Below are the 5 things that you should NOT DO in a startup:
1- Avoid Losing Focus: Just focus in building your most important features that without them your product is not complete. Build a product with the least features (also known as your Minimum Valuable Product). Don’t add features just because you can or because one customer asked for it. In short, don’t end-up being a Swiss Army Knife.
2- Don’t Ignore Cashflow: How much cash you have in the bank is the most important financial number when you are in early stage. This number determines how much time you have before your startup dies. As a Co-founder your job is to keep your startup alive as much as you can, until you decide your-self to let it die. That means the founder should understand the cost structure very well. Every Startup have a monthly Burn Rate, understand yours very well, especially before talking to investors. You must read this article by Fred Wilson – Burn Rate: How Much?

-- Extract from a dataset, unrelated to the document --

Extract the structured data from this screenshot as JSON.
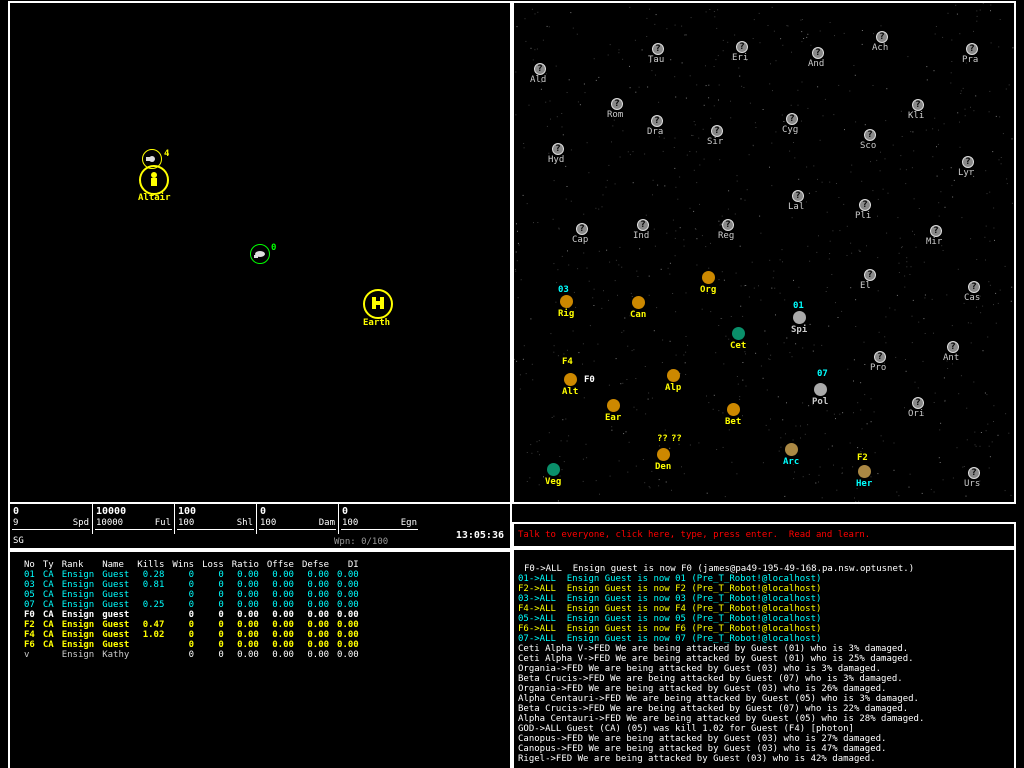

3- Don’t Get Over Obsessed With Competitors: You’ll always have competitors doing something similar to what you are doing. Don’t worry about them and focus on what your customer want instead of what your competitor is doing.
4- Avoid Failing Slowly: Find out quickly if your product suck or not. Put your product in front of customers as soon as you can and start getting feedback and fix your errors. Don’t be shy if your product looks ugly or incomplete, just throw it out there and start running tests and get some insight from real customers. Look how bad was fishfishme.com home page 3 months ago (this was designed by me using Power Point).
5- Don’t Be In-Store-Good, be At-Home-Good: In-Store-Good means that your product looks awesome in the shelf with its packaging and design, but when you go home and use it, the product doesn’t deliver. At-Home-Good is a product that may looks just OK, but when you use it, you know it’s worth every penny. (This concept is taken from the book Rework)
In-Store-Good: To me Formal Shoes are the best example for In-Store-Good. They look great and feel OK in the store. But, as soon as you wear them for the first real mission, the pain makes you cry like a baby.
At-Home-Good: I think my fan is a good example for At-Home-Good. I bought it for US$15 ten years ago and I use it everyday (because I like the sound it makes, I know I’m weird) and it is still working perfectly!!
That’s the 5 things that every co-founder should avoid. Please read the original article by Ben Parr and continue reading the other two sins that you should avoid: Ignoring company culture and Not building.